**Assignment**
All entries below are to be returned exactly, with pictures left out.

**Listed records**
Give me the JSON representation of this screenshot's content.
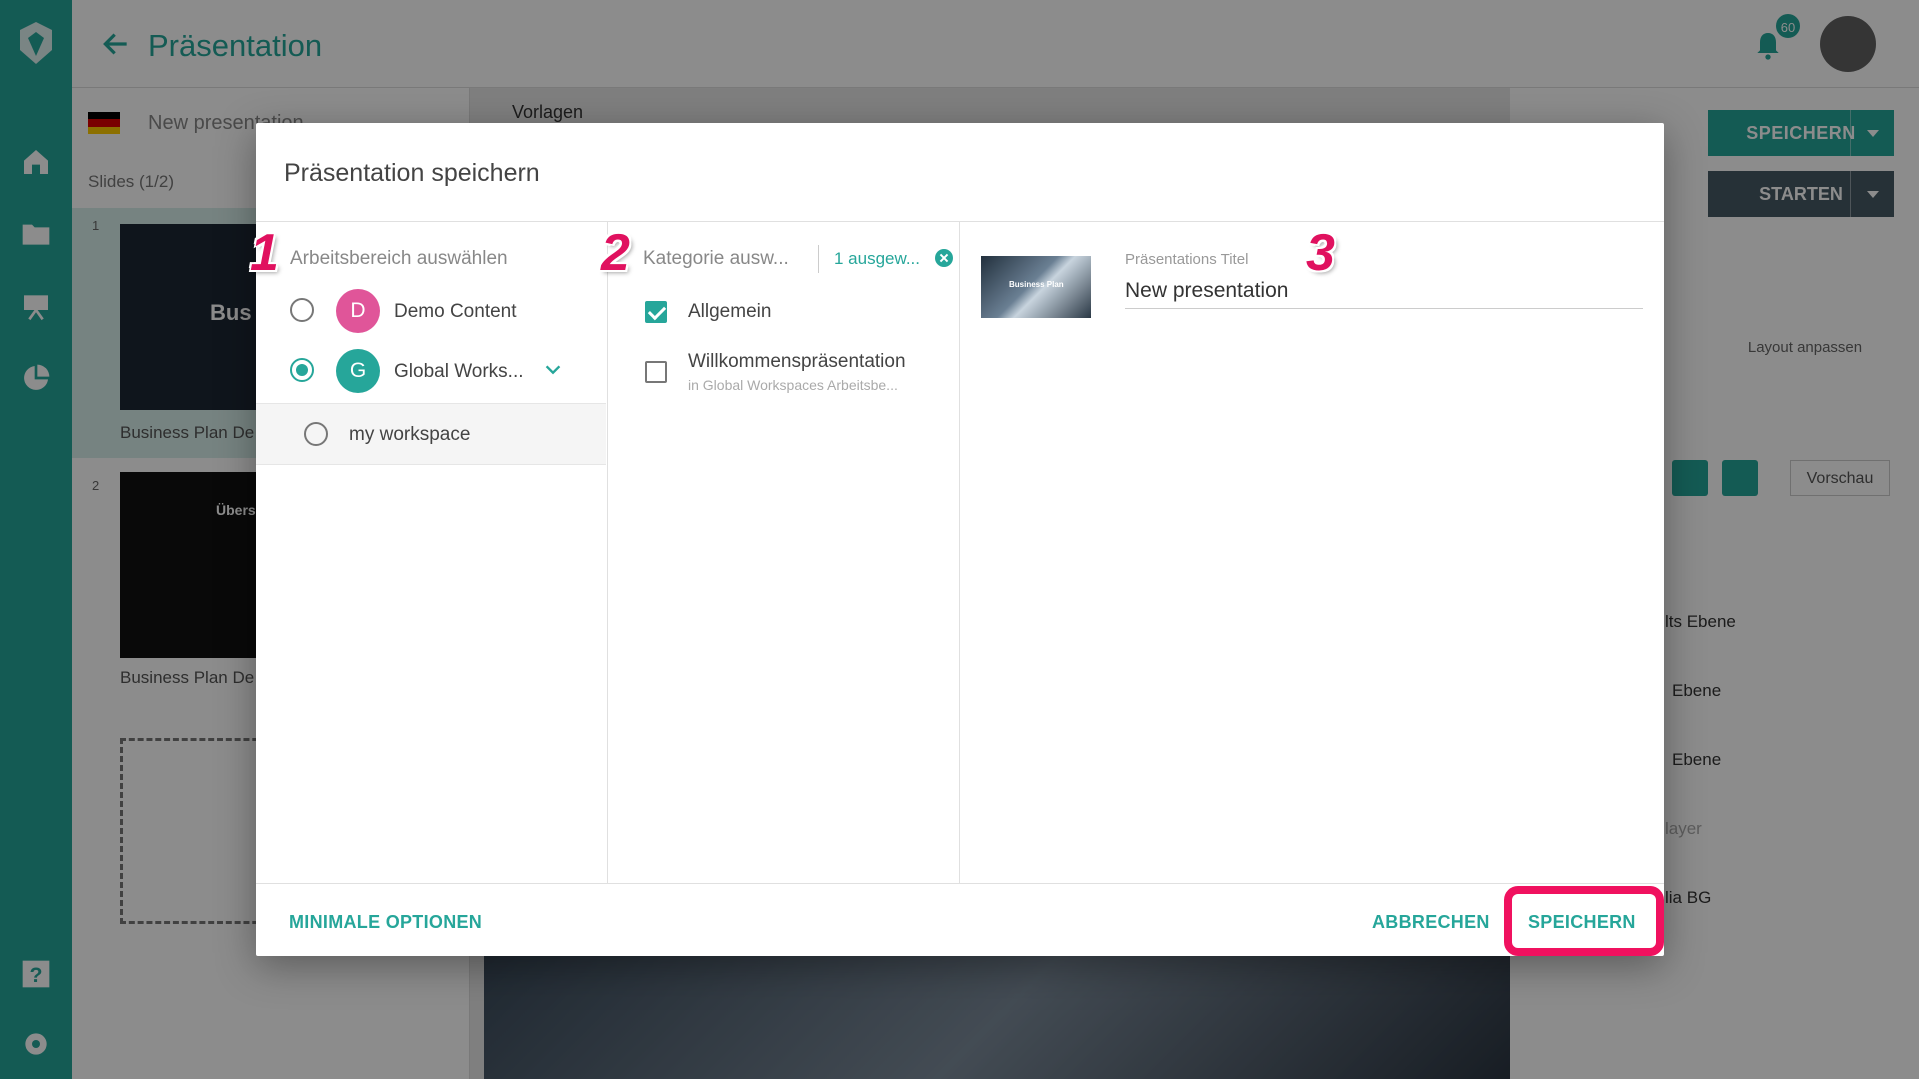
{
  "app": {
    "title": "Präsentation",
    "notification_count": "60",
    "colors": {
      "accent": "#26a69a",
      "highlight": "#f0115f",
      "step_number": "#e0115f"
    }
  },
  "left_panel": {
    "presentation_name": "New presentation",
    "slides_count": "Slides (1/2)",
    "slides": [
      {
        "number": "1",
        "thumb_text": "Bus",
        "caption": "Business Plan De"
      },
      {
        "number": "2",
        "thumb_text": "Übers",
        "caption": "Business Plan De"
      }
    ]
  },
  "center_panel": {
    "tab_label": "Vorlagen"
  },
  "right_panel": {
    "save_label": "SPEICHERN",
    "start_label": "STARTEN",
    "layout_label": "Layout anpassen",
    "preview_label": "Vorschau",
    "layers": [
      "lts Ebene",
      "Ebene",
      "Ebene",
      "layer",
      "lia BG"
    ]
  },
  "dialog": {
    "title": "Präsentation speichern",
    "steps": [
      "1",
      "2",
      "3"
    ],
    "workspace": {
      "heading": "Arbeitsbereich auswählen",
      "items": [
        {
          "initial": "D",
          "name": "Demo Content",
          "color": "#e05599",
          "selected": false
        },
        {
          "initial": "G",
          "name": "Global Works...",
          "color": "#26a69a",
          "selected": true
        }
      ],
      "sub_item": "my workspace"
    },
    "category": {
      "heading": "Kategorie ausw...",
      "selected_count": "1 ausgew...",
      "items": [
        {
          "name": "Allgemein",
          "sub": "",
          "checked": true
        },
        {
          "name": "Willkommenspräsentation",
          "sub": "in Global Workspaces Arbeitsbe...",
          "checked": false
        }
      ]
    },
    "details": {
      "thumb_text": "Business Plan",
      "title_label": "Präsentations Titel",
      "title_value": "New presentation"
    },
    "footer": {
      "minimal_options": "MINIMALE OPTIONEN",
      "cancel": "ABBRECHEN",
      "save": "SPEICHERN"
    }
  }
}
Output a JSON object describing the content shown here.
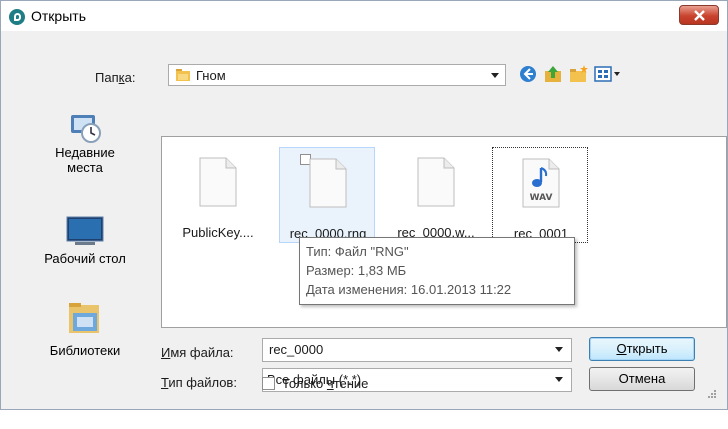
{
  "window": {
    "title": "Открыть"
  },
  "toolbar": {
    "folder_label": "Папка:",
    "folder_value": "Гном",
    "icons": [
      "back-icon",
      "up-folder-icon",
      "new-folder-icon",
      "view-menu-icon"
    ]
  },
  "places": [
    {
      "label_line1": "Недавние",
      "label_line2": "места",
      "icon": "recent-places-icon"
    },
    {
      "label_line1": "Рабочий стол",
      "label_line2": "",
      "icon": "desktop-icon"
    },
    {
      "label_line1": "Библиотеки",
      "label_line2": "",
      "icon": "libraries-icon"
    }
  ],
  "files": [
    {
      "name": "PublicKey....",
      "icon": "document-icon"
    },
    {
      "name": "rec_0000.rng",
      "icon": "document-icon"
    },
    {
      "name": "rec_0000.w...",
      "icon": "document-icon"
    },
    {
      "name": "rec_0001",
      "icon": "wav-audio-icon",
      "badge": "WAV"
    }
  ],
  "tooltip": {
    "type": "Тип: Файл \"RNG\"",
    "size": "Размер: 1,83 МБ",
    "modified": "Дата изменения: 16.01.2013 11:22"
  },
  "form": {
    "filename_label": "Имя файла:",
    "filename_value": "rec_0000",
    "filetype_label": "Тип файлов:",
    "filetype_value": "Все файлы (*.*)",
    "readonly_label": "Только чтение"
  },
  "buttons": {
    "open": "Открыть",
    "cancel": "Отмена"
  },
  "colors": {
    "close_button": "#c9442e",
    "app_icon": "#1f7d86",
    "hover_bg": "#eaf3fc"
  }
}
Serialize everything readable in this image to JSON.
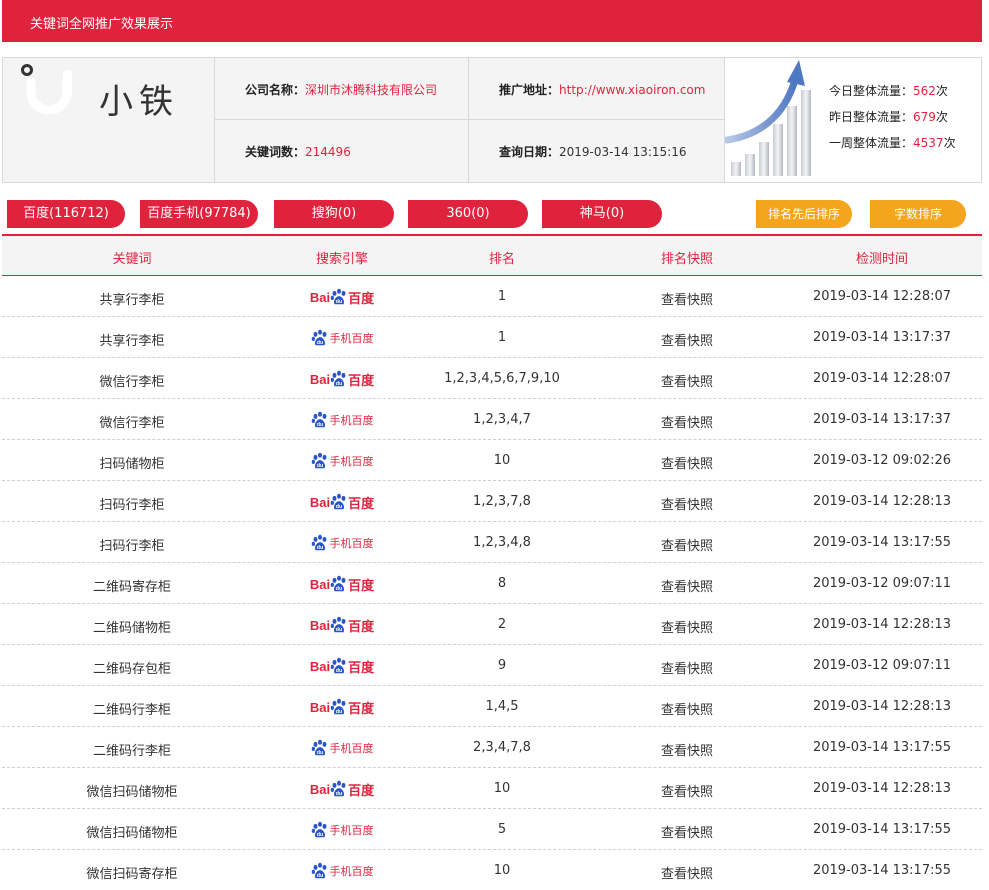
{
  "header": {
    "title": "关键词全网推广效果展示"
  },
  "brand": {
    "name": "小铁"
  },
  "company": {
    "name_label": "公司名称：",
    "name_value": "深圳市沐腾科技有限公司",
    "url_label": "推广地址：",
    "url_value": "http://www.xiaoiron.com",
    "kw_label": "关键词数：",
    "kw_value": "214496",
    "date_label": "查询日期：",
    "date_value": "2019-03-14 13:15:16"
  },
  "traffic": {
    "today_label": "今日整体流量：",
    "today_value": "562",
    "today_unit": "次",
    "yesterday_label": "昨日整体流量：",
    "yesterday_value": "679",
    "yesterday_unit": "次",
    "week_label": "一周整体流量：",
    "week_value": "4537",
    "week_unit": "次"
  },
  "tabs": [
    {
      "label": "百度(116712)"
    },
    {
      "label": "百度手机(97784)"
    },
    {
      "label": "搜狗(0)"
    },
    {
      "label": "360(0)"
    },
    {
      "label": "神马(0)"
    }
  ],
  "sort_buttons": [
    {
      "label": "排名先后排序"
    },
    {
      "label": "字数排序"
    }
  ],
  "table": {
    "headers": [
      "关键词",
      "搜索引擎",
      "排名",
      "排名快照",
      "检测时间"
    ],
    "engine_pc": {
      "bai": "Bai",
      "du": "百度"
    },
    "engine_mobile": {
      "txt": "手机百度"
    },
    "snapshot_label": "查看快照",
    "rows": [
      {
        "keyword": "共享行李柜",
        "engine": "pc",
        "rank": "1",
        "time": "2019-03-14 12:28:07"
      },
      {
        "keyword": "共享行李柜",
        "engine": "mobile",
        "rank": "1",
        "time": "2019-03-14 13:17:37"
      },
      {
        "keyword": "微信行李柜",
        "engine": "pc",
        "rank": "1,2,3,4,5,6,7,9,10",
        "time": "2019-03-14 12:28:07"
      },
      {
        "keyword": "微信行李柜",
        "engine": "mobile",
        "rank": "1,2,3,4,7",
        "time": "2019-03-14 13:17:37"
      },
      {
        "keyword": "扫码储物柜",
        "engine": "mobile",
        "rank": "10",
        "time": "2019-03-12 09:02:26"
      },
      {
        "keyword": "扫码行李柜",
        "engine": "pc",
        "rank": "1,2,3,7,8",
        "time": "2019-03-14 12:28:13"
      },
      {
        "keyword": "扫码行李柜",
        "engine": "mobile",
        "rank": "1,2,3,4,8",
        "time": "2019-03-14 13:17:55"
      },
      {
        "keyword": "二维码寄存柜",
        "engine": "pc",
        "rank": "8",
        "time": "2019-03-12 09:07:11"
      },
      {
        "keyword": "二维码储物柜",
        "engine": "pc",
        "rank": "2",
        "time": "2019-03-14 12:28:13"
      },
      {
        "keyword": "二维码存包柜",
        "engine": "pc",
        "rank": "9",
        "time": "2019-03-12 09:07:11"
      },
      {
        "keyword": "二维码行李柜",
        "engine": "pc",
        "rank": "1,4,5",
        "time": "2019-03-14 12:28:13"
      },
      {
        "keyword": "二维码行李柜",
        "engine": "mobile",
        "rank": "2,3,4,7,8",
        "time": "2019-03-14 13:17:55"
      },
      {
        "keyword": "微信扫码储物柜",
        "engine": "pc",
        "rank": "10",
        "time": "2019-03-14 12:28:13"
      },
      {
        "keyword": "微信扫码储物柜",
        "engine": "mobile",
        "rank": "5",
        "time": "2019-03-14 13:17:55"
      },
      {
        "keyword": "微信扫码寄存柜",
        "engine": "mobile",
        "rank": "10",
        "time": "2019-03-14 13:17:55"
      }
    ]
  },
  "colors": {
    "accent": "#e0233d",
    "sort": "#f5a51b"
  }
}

**Response to this exercise**
Give me the JSON representation of this screenshot's content.
{
  "app": {
    "title": "Präsentation",
    "notification_count": "60",
    "colors": {
      "accent": "#26a69a",
      "highlight": "#f0115f",
      "step_number": "#e0115f"
    }
  },
  "left_panel": {
    "presentation_name": "New presentation",
    "slides_count": "Slides (1/2)",
    "slides": [
      {
        "number": "1",
        "thumb_text": "Bus",
        "caption": "Business Plan De"
      },
      {
        "number": "2",
        "thumb_text": "Übers",
        "caption": "Business Plan De"
      }
    ]
  },
  "center_panel": {
    "tab_label": "Vorlagen"
  },
  "right_panel": {
    "save_label": "SPEICHERN",
    "start_label": "STARTEN",
    "layout_label": "Layout anpassen",
    "preview_label": "Vorschau",
    "layers": [
      "lts Ebene",
      "Ebene",
      "Ebene",
      "layer",
      "lia BG"
    ]
  },
  "dialog": {
    "title": "Präsentation speichern",
    "steps": [
      "1",
      "2",
      "3"
    ],
    "workspace": {
      "heading": "Arbeitsbereich auswählen",
      "items": [
        {
          "initial": "D",
          "name": "Demo Content",
          "color": "#e05599",
          "selected": false
        },
        {
          "initial": "G",
          "name": "Global Works...",
          "color": "#26a69a",
          "selected": true
        }
      ],
      "sub_item": "my workspace"
    },
    "category": {
      "heading": "Kategorie ausw...",
      "selected_count": "1 ausgew...",
      "items": [
        {
          "name": "Allgemein",
          "sub": "",
          "checked": true
        },
        {
          "name": "Willkommenspräsentation",
          "sub": "in Global Workspaces Arbeitsbe...",
          "checked": false
        }
      ]
    },
    "details": {
      "thumb_text": "Business Plan",
      "title_label": "Präsentations Titel",
      "title_value": "New presentation"
    },
    "footer": {
      "minimal_options": "MINIMALE OPTIONEN",
      "cancel": "ABBRECHEN",
      "save": "SPEICHERN"
    }
  }
}
Output a JSON object describing the content shown here.
{
  "window": {
    "title": "Открыть"
  },
  "toolbar": {
    "folder_label": "Папка:",
    "folder_value": "Гном",
    "icons": [
      "back-icon",
      "up-folder-icon",
      "new-folder-icon",
      "view-menu-icon"
    ]
  },
  "places": [
    {
      "label_line1": "Недавние",
      "label_line2": "места",
      "icon": "recent-places-icon"
    },
    {
      "label_line1": "Рабочий стол",
      "label_line2": "",
      "icon": "desktop-icon"
    },
    {
      "label_line1": "Библиотеки",
      "label_line2": "",
      "icon": "libraries-icon"
    }
  ],
  "files": [
    {
      "name": "PublicKey....",
      "icon": "document-icon"
    },
    {
      "name": "rec_0000.rng",
      "icon": "document-icon"
    },
    {
      "name": "rec_0000.w...",
      "icon": "document-icon"
    },
    {
      "name": "rec_0001",
      "icon": "wav-audio-icon",
      "badge": "WAV"
    }
  ],
  "tooltip": {
    "type": "Тип: Файл \"RNG\"",
    "size": "Размер: 1,83 МБ",
    "modified": "Дата изменения: 16.01.2013 11:22"
  },
  "form": {
    "filename_label": "Имя файла:",
    "filename_value": "rec_0000",
    "filetype_label": "Тип файлов:",
    "filetype_value": "Все файлы (*.*)",
    "readonly_label": "Только чтение"
  },
  "buttons": {
    "open": "Открыть",
    "cancel": "Отмена"
  },
  "colors": {
    "close_button": "#c9442e",
    "app_icon": "#1f7d86",
    "hover_bg": "#eaf3fc"
  }
}
Serialize everything readable in this image to JSON.
{
  "header": {
    "title": "关键词全网推广效果展示"
  },
  "brand": {
    "name": "小铁"
  },
  "company": {
    "name_label": "公司名称：",
    "name_value": "深圳市沐腾科技有限公司",
    "url_label": "推广地址：",
    "url_value": "http://www.xiaoiron.com",
    "kw_label": "关键词数：",
    "kw_value": "214496",
    "date_label": "查询日期：",
    "date_value": "2019-03-14 13:15:16"
  },
  "traffic": {
    "today_label": "今日整体流量：",
    "today_value": "562",
    "today_unit": "次",
    "yesterday_label": "昨日整体流量：",
    "yesterday_value": "679",
    "yesterday_unit": "次",
    "week_label": "一周整体流量：",
    "week_value": "4537",
    "week_unit": "次"
  },
  "tabs": [
    {
      "label": "百度(116712)"
    },
    {
      "label": "百度手机(97784)"
    },
    {
      "label": "搜狗(0)"
    },
    {
      "label": "360(0)"
    },
    {
      "label": "神马(0)"
    }
  ],
  "sort_buttons": [
    {
      "label": "排名先后排序"
    },
    {
      "label": "字数排序"
    }
  ],
  "table": {
    "headers": [
      "关键词",
      "搜索引擎",
      "排名",
      "排名快照",
      "检测时间"
    ],
    "engine_pc": {
      "bai": "Bai",
      "du": "百度"
    },
    "engine_mobile": {
      "txt": "手机百度"
    },
    "snapshot_label": "查看快照",
    "rows": [
      {
        "keyword": "共享行李柜",
        "engine": "pc",
        "rank": "1",
        "time": "2019-03-14 12:28:07"
      },
      {
        "keyword": "共享行李柜",
        "engine": "mobile",
        "rank": "1",
        "time": "2019-03-14 13:17:37"
      },
      {
        "keyword": "微信行李柜",
        "engine": "pc",
        "rank": "1,2,3,4,5,6,7,9,10",
        "time": "2019-03-14 12:28:07"
      },
      {
        "keyword": "微信行李柜",
        "engine": "mobile",
        "rank": "1,2,3,4,7",
        "time": "2019-03-14 13:17:37"
      },
      {
        "keyword": "扫码储物柜",
        "engine": "mobile",
        "rank": "10",
        "time": "2019-03-12 09:02:26"
      },
      {
        "keyword": "扫码行李柜",
        "engine": "pc",
        "rank": "1,2,3,7,8",
        "time": "2019-03-14 12:28:13"
      },
      {
        "keyword": "扫码行李柜",
        "engine": "mobile",
        "rank": "1,2,3,4,8",
        "time": "2019-03-14 13:17:55"
      },
      {
        "keyword": "二维码寄存柜",
        "engine": "pc",
        "rank": "8",
        "time": "2019-03-12 09:07:11"
      },
      {
        "keyword": "二维码储物柜",
        "engine": "pc",
        "rank": "2",
        "time": "2019-03-14 12:28:13"
      },
      {
        "keyword": "二维码存包柜",
        "engine": "pc",
        "rank": "9",
        "time": "2019-03-12 09:07:11"
      },
      {
        "keyword": "二维码行李柜",
        "engine": "pc",
        "rank": "1,4,5",
        "time": "2019-03-14 12:28:13"
      },
      {
        "keyword": "二维码行李柜",
        "engine": "mobile",
        "rank": "2,3,4,7,8",
        "time": "2019-03-14 13:17:55"
      },
      {
        "keyword": "微信扫码储物柜",
        "engine": "pc",
        "rank": "10",
        "time": "2019-03-14 12:28:13"
      },
      {
        "keyword": "微信扫码储物柜",
        "engine": "mobile",
        "rank": "5",
        "time": "2019-03-14 13:17:55"
      },
      {
        "keyword": "微信扫码寄存柜",
        "engine": "mobile",
        "rank": "10",
        "time": "2019-03-14 13:17:55"
      }
    ]
  },
  "colors": {
    "accent": "#e0233d",
    "sort": "#f5a51b"
  }
}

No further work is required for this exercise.